EXERCISE — Reproduce the records word for word, leaving out any pictures they hold.

Element data from apps and pages:
********
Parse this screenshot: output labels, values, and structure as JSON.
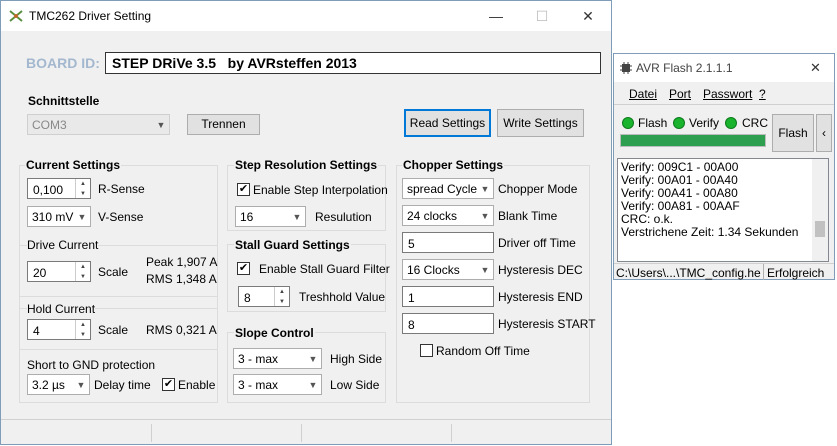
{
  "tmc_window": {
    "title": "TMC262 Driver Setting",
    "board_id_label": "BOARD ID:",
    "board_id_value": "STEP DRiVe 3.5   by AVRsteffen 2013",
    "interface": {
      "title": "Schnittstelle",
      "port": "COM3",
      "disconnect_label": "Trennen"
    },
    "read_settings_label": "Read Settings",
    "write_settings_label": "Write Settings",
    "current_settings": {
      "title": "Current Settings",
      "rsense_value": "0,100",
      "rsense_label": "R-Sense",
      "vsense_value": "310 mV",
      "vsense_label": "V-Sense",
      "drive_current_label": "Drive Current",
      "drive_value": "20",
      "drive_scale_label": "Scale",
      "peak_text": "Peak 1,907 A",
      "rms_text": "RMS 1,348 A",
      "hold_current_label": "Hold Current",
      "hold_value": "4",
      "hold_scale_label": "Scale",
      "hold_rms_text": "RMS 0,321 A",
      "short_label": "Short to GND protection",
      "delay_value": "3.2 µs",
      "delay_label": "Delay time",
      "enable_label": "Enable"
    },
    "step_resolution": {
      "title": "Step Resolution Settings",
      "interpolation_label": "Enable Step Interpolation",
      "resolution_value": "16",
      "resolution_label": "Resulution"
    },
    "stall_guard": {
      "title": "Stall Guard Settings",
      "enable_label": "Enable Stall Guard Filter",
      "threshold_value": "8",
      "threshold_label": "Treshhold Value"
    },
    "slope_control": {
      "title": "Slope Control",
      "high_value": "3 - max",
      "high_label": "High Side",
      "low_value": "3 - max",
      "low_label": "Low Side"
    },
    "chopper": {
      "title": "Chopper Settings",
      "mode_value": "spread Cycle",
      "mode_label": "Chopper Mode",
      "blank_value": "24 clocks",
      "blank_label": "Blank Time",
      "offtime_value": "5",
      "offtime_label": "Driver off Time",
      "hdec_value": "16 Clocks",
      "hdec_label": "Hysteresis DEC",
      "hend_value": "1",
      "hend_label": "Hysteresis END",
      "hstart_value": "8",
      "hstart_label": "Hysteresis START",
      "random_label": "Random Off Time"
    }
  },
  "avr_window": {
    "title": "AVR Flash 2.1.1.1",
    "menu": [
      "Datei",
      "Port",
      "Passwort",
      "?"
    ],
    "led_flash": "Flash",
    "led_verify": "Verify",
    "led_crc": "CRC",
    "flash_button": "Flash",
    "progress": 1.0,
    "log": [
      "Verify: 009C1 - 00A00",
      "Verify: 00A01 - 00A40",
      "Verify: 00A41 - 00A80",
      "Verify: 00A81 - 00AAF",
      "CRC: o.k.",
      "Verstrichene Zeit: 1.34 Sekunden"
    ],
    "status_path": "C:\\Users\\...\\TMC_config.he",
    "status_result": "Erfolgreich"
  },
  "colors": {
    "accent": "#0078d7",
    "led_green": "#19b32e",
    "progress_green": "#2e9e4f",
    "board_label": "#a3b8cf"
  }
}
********
REPLY TO THE TASK —
Parse this screenshot: output labels, values, and structure as JSON.
{
  "tmc_window": {
    "title": "TMC262 Driver Setting",
    "board_id_label": "BOARD ID:",
    "board_id_value": "STEP DRiVe 3.5   by AVRsteffen 2013",
    "interface": {
      "title": "Schnittstelle",
      "port": "COM3",
      "disconnect_label": "Trennen"
    },
    "read_settings_label": "Read Settings",
    "write_settings_label": "Write Settings",
    "current_settings": {
      "title": "Current Settings",
      "rsense_value": "0,100",
      "rsense_label": "R-Sense",
      "vsense_value": "310 mV",
      "vsense_label": "V-Sense",
      "drive_current_label": "Drive Current",
      "drive_value": "20",
      "drive_scale_label": "Scale",
      "peak_text": "Peak 1,907 A",
      "rms_text": "RMS 1,348 A",
      "hold_current_label": "Hold Current",
      "hold_value": "4",
      "hold_scale_label": "Scale",
      "hold_rms_text": "RMS 0,321 A",
      "short_label": "Short to GND protection",
      "delay_value": "3.2 µs",
      "delay_label": "Delay time",
      "enable_label": "Enable"
    },
    "step_resolution": {
      "title": "Step Resolution Settings",
      "interpolation_label": "Enable Step Interpolation",
      "resolution_value": "16",
      "resolution_label": "Resulution"
    },
    "stall_guard": {
      "title": "Stall Guard Settings",
      "enable_label": "Enable Stall Guard Filter",
      "threshold_value": "8",
      "threshold_label": "Treshhold Value"
    },
    "slope_control": {
      "title": "Slope Control",
      "high_value": "3 - max",
      "high_label": "High Side",
      "low_value": "3 - max",
      "low_label": "Low Side"
    },
    "chopper": {
      "title": "Chopper Settings",
      "mode_value": "spread Cycle",
      "mode_label": "Chopper Mode",
      "blank_value": "24 clocks",
      "blank_label": "Blank Time",
      "offtime_value": "5",
      "offtime_label": "Driver off Time",
      "hdec_value": "16 Clocks",
      "hdec_label": "Hysteresis DEC",
      "hend_value": "1",
      "hend_label": "Hysteresis END",
      "hstart_value": "8",
      "hstart_label": "Hysteresis START",
      "random_label": "Random Off Time"
    }
  },
  "avr_window": {
    "title": "AVR Flash 2.1.1.1",
    "menu": [
      "Datei",
      "Port",
      "Passwort",
      "?"
    ],
    "led_flash": "Flash",
    "led_verify": "Verify",
    "led_crc": "CRC",
    "flash_button": "Flash",
    "progress": 1.0,
    "log": [
      "Verify: 009C1 - 00A00",
      "Verify: 00A01 - 00A40",
      "Verify: 00A41 - 00A80",
      "Verify: 00A81 - 00AAF",
      "CRC: o.k.",
      "Verstrichene Zeit: 1.34 Sekunden"
    ],
    "status_path": "C:\\Users\\...\\TMC_config.he",
    "status_result": "Erfolgreich"
  },
  "colors": {
    "accent": "#0078d7",
    "led_green": "#19b32e",
    "progress_green": "#2e9e4f",
    "board_label": "#a3b8cf"
  }
}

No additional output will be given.